## EXERCISE BRIEF
Apart from the images, the records below need to be copied exactly.

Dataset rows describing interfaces
------

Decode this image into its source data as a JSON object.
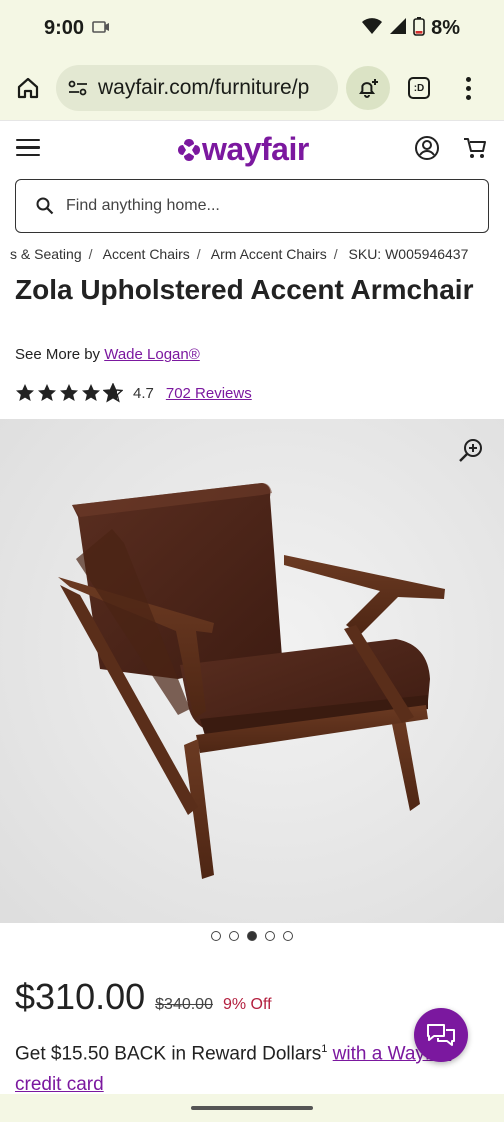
{
  "status_bar": {
    "time": "9:00",
    "battery": "8%"
  },
  "browser": {
    "url": "wayfair.com/furniture/p"
  },
  "site": {
    "logo": "wayfair",
    "search_placeholder": "Find anything home..."
  },
  "breadcrumb": [
    "s & Seating",
    "Accent Chairs",
    "Arm Accent Chairs",
    "SKU: W005946437"
  ],
  "product": {
    "title": "Zola Upholstered Accent Armchair",
    "see_more_prefix": "See More by",
    "brand": "Wade Logan®",
    "rating": "4.7",
    "rating_stars": 4.7,
    "reviews": "702 Reviews",
    "image_count": 5,
    "active_image": 3,
    "price": "$310.00",
    "original_price": "$340.00",
    "discount": "9% Off"
  },
  "reward": {
    "text": "Get $15.50 BACK in Reward Dollars",
    "footnote": "1",
    "link": "with a Wayfair credit card"
  },
  "colors": {
    "brand": "#7b189f",
    "discount": "#b31f3e",
    "chrome": "#f4f7e4"
  }
}
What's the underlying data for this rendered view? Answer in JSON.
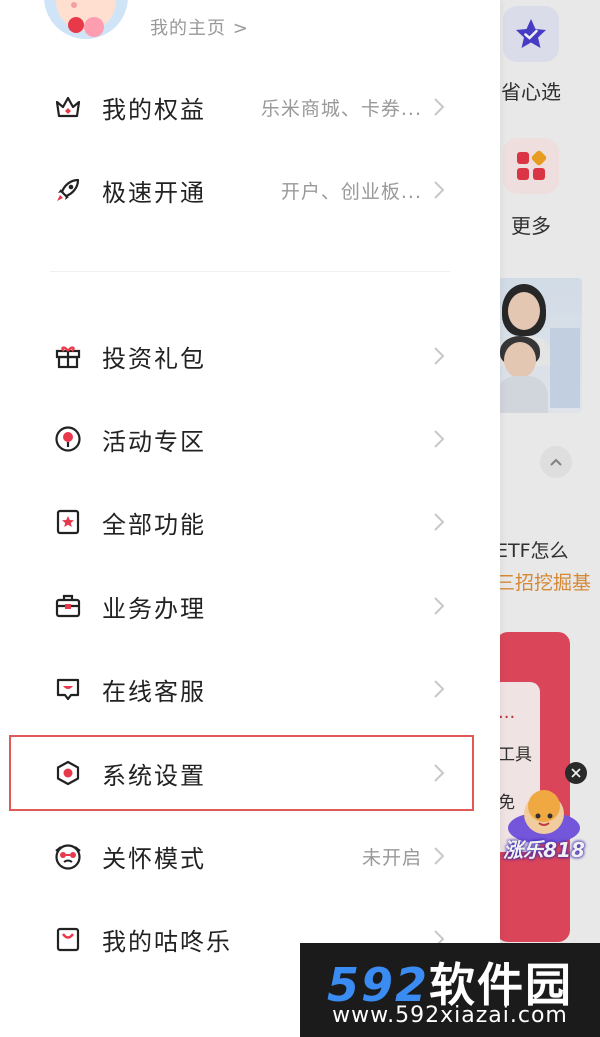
{
  "background": {
    "shortcut_1_label": "省心选",
    "shortcut_2_label": "更多",
    "etf_text": "ETF怎么",
    "etf_sub": "三招挖掘基",
    "card_title": "...",
    "card_line_1": "工具",
    "card_line_2": "免",
    "mascot_label": "涨乐818"
  },
  "drawer": {
    "homepage_link": "我的主页 >",
    "items": [
      {
        "label": "我的权益",
        "sub": "乐米商城、卡券...",
        "icon": "crown-icon"
      },
      {
        "label": "极速开通",
        "sub": "开户、创业板...",
        "icon": "rocket-icon"
      },
      {
        "label": "投资礼包",
        "sub": "",
        "icon": "gift-icon"
      },
      {
        "label": "活动专区",
        "sub": "",
        "icon": "pin-icon"
      },
      {
        "label": "全部功能",
        "sub": "",
        "icon": "star-square-icon"
      },
      {
        "label": "业务办理",
        "sub": "",
        "icon": "briefcase-icon"
      },
      {
        "label": "在线客服",
        "sub": "",
        "icon": "chat-icon"
      },
      {
        "label": "系统设置",
        "sub": "",
        "icon": "settings-icon"
      },
      {
        "label": "关怀模式",
        "sub": "未开启",
        "icon": "care-mode-icon"
      },
      {
        "label": "我的咕咚乐",
        "sub": "",
        "icon": "bag-icon"
      }
    ]
  },
  "watermark": {
    "number": "592",
    "name": "软件园",
    "url": "www.592xiazai.com"
  },
  "colors": {
    "accent_red": "#e8394a",
    "highlight_border": "#e05a5a",
    "text_primary": "#222222",
    "text_secondary": "#999999"
  }
}
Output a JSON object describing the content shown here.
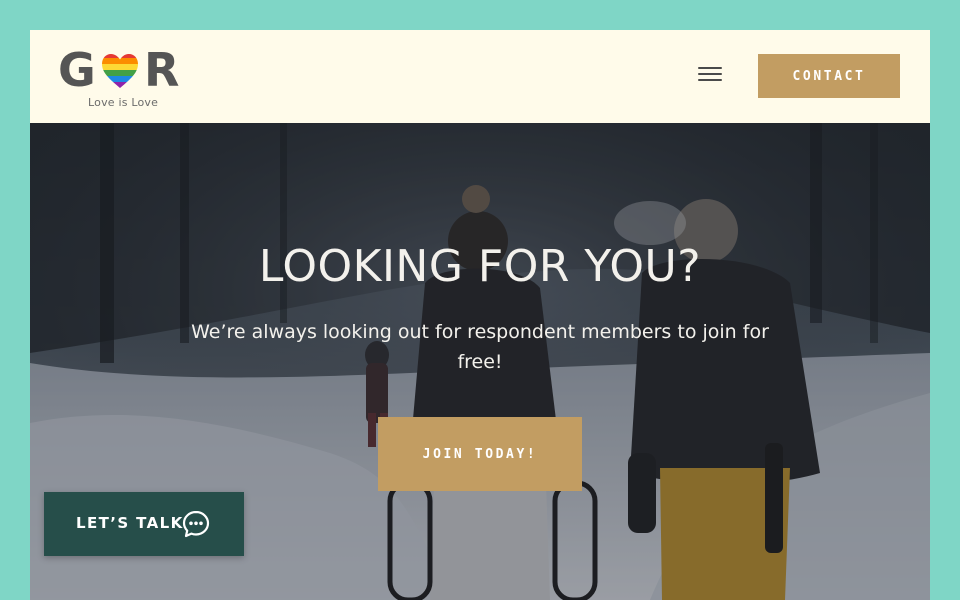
{
  "header": {
    "logo": {
      "letters": "GR",
      "tagline": "Love is Love"
    },
    "menu_icon": "hamburger-menu-icon",
    "contact_label": "CONTACT"
  },
  "hero": {
    "title": "LOOKING FOR YOU?",
    "subtitle": "We’re always looking out for respondent members to join for free!",
    "join_label": "JOIN TODAY!",
    "background": "winter-hikers-snow-photo"
  },
  "chat": {
    "label": "LET’S TALK",
    "icon": "chat-bubble-icon"
  },
  "colors": {
    "page_border": "#7fd6c6",
    "header_bg": "#fffbea",
    "accent_gold": "#c29d62",
    "chat_green": "#264e4a",
    "logo_gray": "#555555"
  }
}
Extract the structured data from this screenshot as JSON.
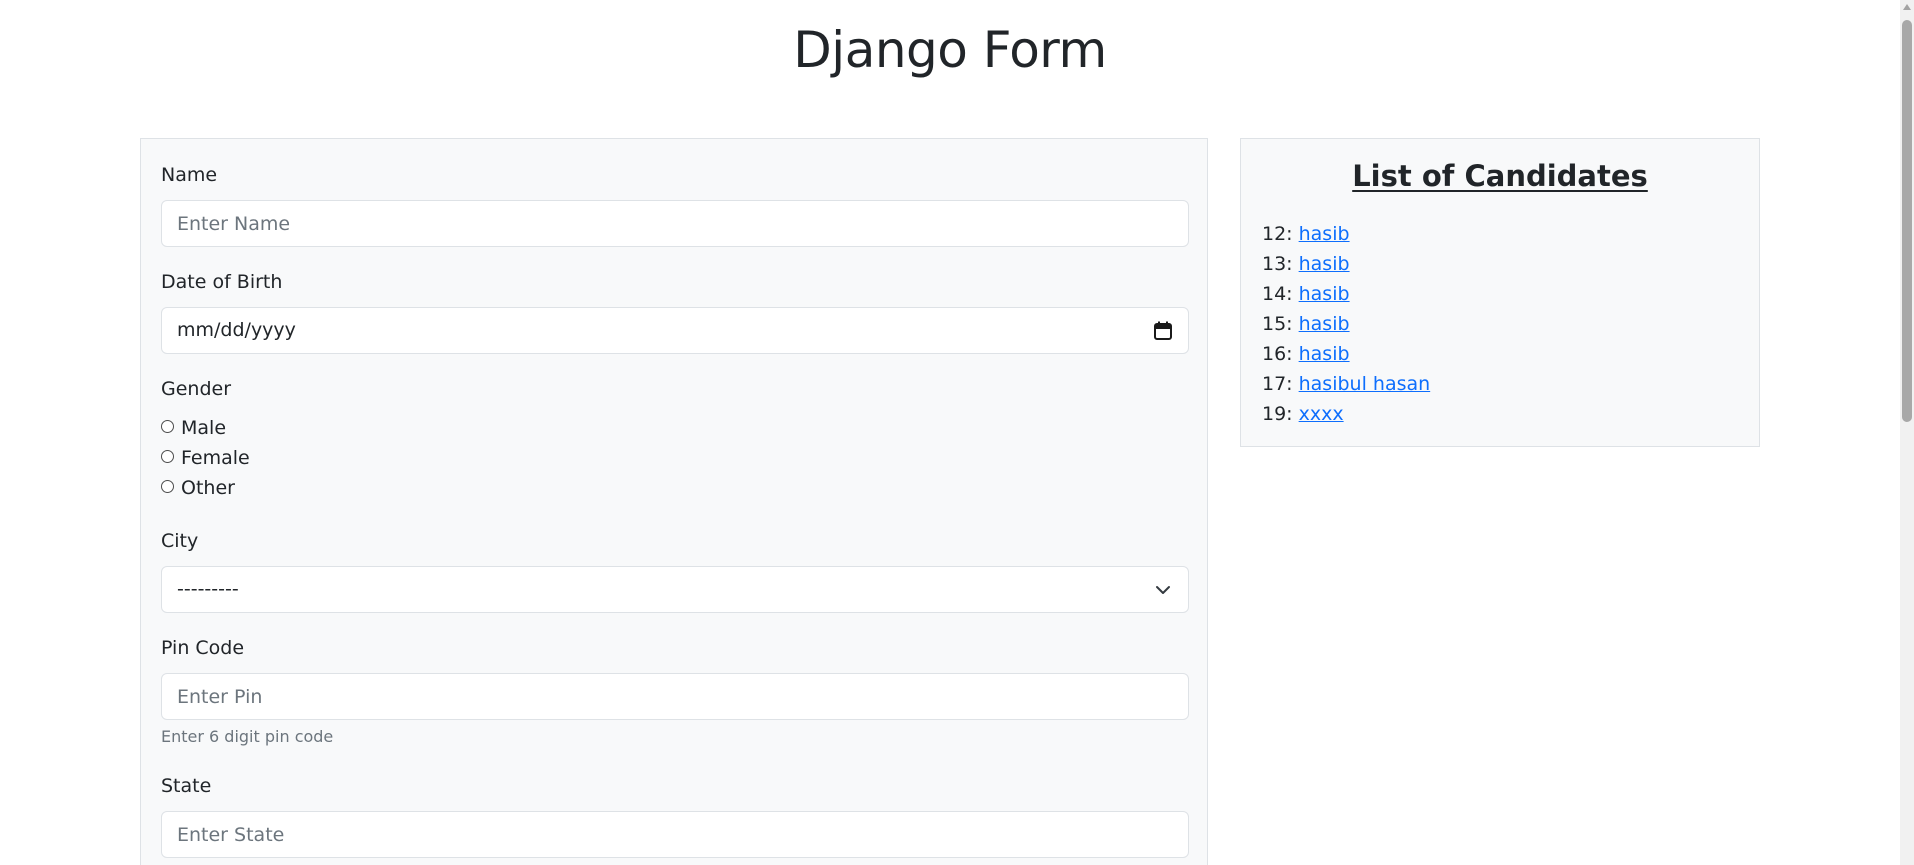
{
  "header": {
    "title": "Django Form"
  },
  "form": {
    "name": {
      "label": "Name",
      "placeholder": "Enter Name",
      "value": ""
    },
    "dob": {
      "label": "Date of Birth",
      "placeholder": "mm/dd/yyyy",
      "icon": "calendar-icon"
    },
    "gender": {
      "label": "Gender",
      "options": [
        {
          "label": "Male",
          "checked": false
        },
        {
          "label": "Female",
          "checked": false
        },
        {
          "label": "Other",
          "checked": false
        }
      ]
    },
    "city": {
      "label": "City",
      "selected": "---------",
      "icon": "chevron-down-icon"
    },
    "pin": {
      "label": "Pin Code",
      "placeholder": "Enter Pin",
      "help": "Enter 6 digit pin code"
    },
    "state": {
      "label": "State",
      "placeholder": "Enter State"
    }
  },
  "candidates": {
    "title": "List of Candidates",
    "items": [
      {
        "id": "12:",
        "name": "hasib"
      },
      {
        "id": "13:",
        "name": "hasib"
      },
      {
        "id": "14:",
        "name": "hasib"
      },
      {
        "id": "15:",
        "name": "hasib"
      },
      {
        "id": "16:",
        "name": "hasib"
      },
      {
        "id": "17:",
        "name": "hasibul hasan"
      },
      {
        "id": "19:",
        "name": "xxxx"
      }
    ]
  },
  "colors": {
    "panel_bg": "#f8f9fa",
    "border": "#dee2e6",
    "link": "#0d6efd",
    "text": "#212529",
    "muted": "#6c757d"
  }
}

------

## SOLUTION TO THIS EXERCISE
Decode this image into its source data as a JSON object.
{
  "status_bar": {
    "time": "9:00",
    "battery": "8%"
  },
  "browser": {
    "url": "wayfair.com/furniture/p"
  },
  "site": {
    "logo": "wayfair",
    "search_placeholder": "Find anything home..."
  },
  "breadcrumb": [
    "s & Seating",
    "Accent Chairs",
    "Arm Accent Chairs",
    "SKU: W005946437"
  ],
  "product": {
    "title": "Zola Upholstered Accent Armchair",
    "see_more_prefix": "See More by",
    "brand": "Wade Logan®",
    "rating": "4.7",
    "rating_stars": 4.7,
    "reviews": "702 Reviews",
    "image_count": 5,
    "active_image": 3,
    "price": "$310.00",
    "original_price": "$340.00",
    "discount": "9% Off"
  },
  "reward": {
    "text": "Get $15.50 BACK in Reward Dollars",
    "footnote": "1",
    "link": "with a Wayfair credit card"
  },
  "colors": {
    "brand": "#7b189f",
    "discount": "#b31f3e",
    "chrome": "#f4f7e4"
  }
}
What's the underlying data for this rendered view? Answer in JSON.
{
  "background": {
    "shortcut_1_label": "省心选",
    "shortcut_2_label": "更多",
    "etf_text": "ETF怎么",
    "etf_sub": "三招挖掘基",
    "card_title": "...",
    "card_line_1": "工具",
    "card_line_2": "免",
    "mascot_label": "涨乐818"
  },
  "drawer": {
    "homepage_link": "我的主页 >",
    "items": [
      {
        "label": "我的权益",
        "sub": "乐米商城、卡券...",
        "icon": "crown-icon"
      },
      {
        "label": "极速开通",
        "sub": "开户、创业板...",
        "icon": "rocket-icon"
      },
      {
        "label": "投资礼包",
        "sub": "",
        "icon": "gift-icon"
      },
      {
        "label": "活动专区",
        "sub": "",
        "icon": "pin-icon"
      },
      {
        "label": "全部功能",
        "sub": "",
        "icon": "star-square-icon"
      },
      {
        "label": "业务办理",
        "sub": "",
        "icon": "briefcase-icon"
      },
      {
        "label": "在线客服",
        "sub": "",
        "icon": "chat-icon"
      },
      {
        "label": "系统设置",
        "sub": "",
        "icon": "settings-icon"
      },
      {
        "label": "关怀模式",
        "sub": "未开启",
        "icon": "care-mode-icon"
      },
      {
        "label": "我的咕咚乐",
        "sub": "",
        "icon": "bag-icon"
      }
    ]
  },
  "watermark": {
    "number": "592",
    "name": "软件园",
    "url": "www.592xiazai.com"
  },
  "colors": {
    "accent_red": "#e8394a",
    "highlight_border": "#e05a5a",
    "text_primary": "#222222",
    "text_secondary": "#999999"
  }
}
Output a JSON object describing the content shown here.
{
  "header": {
    "logo": {
      "letters": "GR",
      "tagline": "Love is Love"
    },
    "menu_icon": "hamburger-menu-icon",
    "contact_label": "CONTACT"
  },
  "hero": {
    "title": "LOOKING FOR YOU?",
    "subtitle": "We’re always looking out for respondent members to join for free!",
    "join_label": "JOIN TODAY!",
    "background": "winter-hikers-snow-photo"
  },
  "chat": {
    "label": "LET’S TALK",
    "icon": "chat-bubble-icon"
  },
  "colors": {
    "page_border": "#7fd6c6",
    "header_bg": "#fffbea",
    "accent_gold": "#c29d62",
    "chat_green": "#264e4a",
    "logo_gray": "#555555"
  }
}
Extract the structured data from this screenshot as JSON.
{
  "header": {
    "title": "Django Form"
  },
  "form": {
    "name": {
      "label": "Name",
      "placeholder": "Enter Name",
      "value": ""
    },
    "dob": {
      "label": "Date of Birth",
      "placeholder": "mm/dd/yyyy",
      "icon": "calendar-icon"
    },
    "gender": {
      "label": "Gender",
      "options": [
        {
          "label": "Male",
          "checked": false
        },
        {
          "label": "Female",
          "checked": false
        },
        {
          "label": "Other",
          "checked": false
        }
      ]
    },
    "city": {
      "label": "City",
      "selected": "---------",
      "icon": "chevron-down-icon"
    },
    "pin": {
      "label": "Pin Code",
      "placeholder": "Enter Pin",
      "help": "Enter 6 digit pin code"
    },
    "state": {
      "label": "State",
      "placeholder": "Enter State"
    }
  },
  "candidates": {
    "title": "List of Candidates",
    "items": [
      {
        "id": "12:",
        "name": "hasib"
      },
      {
        "id": "13:",
        "name": "hasib"
      },
      {
        "id": "14:",
        "name": "hasib"
      },
      {
        "id": "15:",
        "name": "hasib"
      },
      {
        "id": "16:",
        "name": "hasib"
      },
      {
        "id": "17:",
        "name": "hasibul hasan"
      },
      {
        "id": "19:",
        "name": "xxxx"
      }
    ]
  },
  "colors": {
    "panel_bg": "#f8f9fa",
    "border": "#dee2e6",
    "link": "#0d6efd",
    "text": "#212529",
    "muted": "#6c757d"
  }
}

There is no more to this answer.